Reynolds is trying to bring about the same transformation at Telecom, albeit with a more low-key approach, but he started two years and three months after Trujillo. It is early days yet but if Reynolds is successful Telecom’s shareholders can look forward to a more positive sharemarket performance in the medium to longer term.

However the announcement by Elliott International that it is nominating two new candidates for the board of directors is the last thing the company needs.

The current board comprises Boyd, Reynolds, Michael Tyler, Murray Horn, Ron Spithill, Patsy Reddy and Rod McGeoch. The latter two are due to stand for re-election at this year’s annual meeting.

The company’s constitution states that the board can have up to 12 members but the directors have a long-standing resolution that it will be capped at seven.

According to Elliott International, Tume and Cross have “considerable strengths in the finance and investment industry” that “will be of particularly value to the board”.

Telecom needs more directors with telecommunications, marketing and corporate management expertise, it doesn’t need any more individuals with a finance background given Boyd and Horn’s expertise in this area.

Elliott is also proposing a structural separation (splitting Telecom into different listed companies) instead of the current operational (accounting and managerial) split.

There are a number of reasons why this proposal would have negative implications for the group including:
* The current separation plan has been agreed with the Government and approved under the Telecommunications Act 2001. A full structural separation would require a complete renegotiation of the regulatory framework and there is no guarantee that this would benefit Telecom
* The renegotiation of the separation plan would incur considerable management time during a period when the company is undertaking a number of major capital expenditure projects
* A total separation of legacy assets would incur substantial one-off costs and there would be a duplication of corporate overheads and regulatory compliance costs under this proposal.

Telecom has gone through considerable upheaval since May 2006 and the last thing it needs is another change in direction. Shareholders should reject Elliott International’s proposal and leave Reynolds to focus on turning Telecom around and, hopefully, repeating Trujillo’s success with Telstra.

Structural separation can be put on the agenda once Reynolds’ transformation programme has been completed.

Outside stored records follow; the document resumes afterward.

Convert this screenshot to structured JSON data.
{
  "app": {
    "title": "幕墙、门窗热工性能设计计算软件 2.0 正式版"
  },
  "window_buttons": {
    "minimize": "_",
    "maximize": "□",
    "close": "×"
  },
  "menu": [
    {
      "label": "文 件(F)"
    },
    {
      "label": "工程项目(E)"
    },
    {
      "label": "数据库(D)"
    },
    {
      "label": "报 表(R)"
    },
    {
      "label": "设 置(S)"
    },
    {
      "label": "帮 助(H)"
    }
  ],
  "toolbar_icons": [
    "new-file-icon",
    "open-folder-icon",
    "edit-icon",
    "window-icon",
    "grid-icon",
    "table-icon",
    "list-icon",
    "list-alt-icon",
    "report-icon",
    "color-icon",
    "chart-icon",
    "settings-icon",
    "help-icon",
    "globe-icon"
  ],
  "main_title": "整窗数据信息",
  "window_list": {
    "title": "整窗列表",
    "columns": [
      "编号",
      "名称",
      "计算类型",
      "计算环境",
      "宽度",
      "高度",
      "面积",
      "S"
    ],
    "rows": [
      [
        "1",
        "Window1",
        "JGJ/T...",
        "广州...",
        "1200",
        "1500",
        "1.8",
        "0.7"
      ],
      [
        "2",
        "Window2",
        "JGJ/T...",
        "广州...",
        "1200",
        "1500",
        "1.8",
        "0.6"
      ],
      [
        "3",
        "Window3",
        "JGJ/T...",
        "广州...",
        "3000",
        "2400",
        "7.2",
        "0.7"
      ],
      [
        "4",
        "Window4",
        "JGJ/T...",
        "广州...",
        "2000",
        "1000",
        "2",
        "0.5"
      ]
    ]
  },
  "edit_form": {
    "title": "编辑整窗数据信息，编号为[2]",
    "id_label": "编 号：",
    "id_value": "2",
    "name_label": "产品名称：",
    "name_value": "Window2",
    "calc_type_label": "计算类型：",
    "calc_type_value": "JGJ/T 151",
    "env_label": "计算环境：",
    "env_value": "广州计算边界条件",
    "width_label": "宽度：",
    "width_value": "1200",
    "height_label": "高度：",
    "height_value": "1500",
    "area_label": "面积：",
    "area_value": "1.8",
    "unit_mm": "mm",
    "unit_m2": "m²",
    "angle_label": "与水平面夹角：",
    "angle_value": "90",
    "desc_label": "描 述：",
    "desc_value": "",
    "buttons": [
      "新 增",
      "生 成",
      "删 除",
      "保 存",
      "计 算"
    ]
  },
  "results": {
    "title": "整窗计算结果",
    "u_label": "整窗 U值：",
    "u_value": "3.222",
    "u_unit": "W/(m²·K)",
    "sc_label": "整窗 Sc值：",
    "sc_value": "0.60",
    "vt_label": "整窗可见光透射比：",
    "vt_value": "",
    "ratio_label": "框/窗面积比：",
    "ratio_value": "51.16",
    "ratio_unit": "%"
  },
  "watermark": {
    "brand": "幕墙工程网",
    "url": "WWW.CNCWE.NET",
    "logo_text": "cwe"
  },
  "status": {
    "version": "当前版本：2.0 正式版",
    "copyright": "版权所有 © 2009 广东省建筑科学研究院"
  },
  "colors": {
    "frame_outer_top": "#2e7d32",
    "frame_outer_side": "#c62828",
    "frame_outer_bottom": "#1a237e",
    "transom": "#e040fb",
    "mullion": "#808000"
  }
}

Fletcher Building has had a much better profit performance in recent years but the atmosphere at its result presentation was less relaxed than it has been in the past because of the headwinds the company is now facing. Ebitda has risen consistently from $582 million in the 2004 year to $966 million in the latest 12 month period with the dividend increasing from 25c to 48.5c.

However Fletcher Building operates in a far more cyclical environment than the telcos and its immediate outlook is uncertain because of the huge downturn in residential housing markets.

Four of the six broking firms have “buy” recommendations on the company even though they all expect earnings to decline in the current year. Ebitda forecasts for 2009 range from $776 million to $910 million and net profit after tax from $284 million to $414 million with all but one analyst expecting June 2010 earnings to be higher than the current year.

Fletcher Building is a well run company with a $1.3 billion construction backlog and a strong geographical diversification. However, it will be adversely affected by a decline in residential housing construction and the poor performance of Formica, which was acquired on July 1, 2007.

The group’s business model, and its $1 billion Formica buy, will be fully tested in the current downturn but shareholders can take some comfort from the dividend increase announced this week and the company’s relatively high, fully imputed, gross dividend yield of 10.4 per cent at $6.99.

Telecom, Telstra & Fletcher Building – Telco earnings are more secure in a recession

June years 








EBITDA ($million)








– Telecom








– Telstra








– Fletcher Building








– Dividends (cents)








– Telecom








– Telstra








– Fletcher Building








2009 and 2010 figures are based on analysts’ consensus forecasts.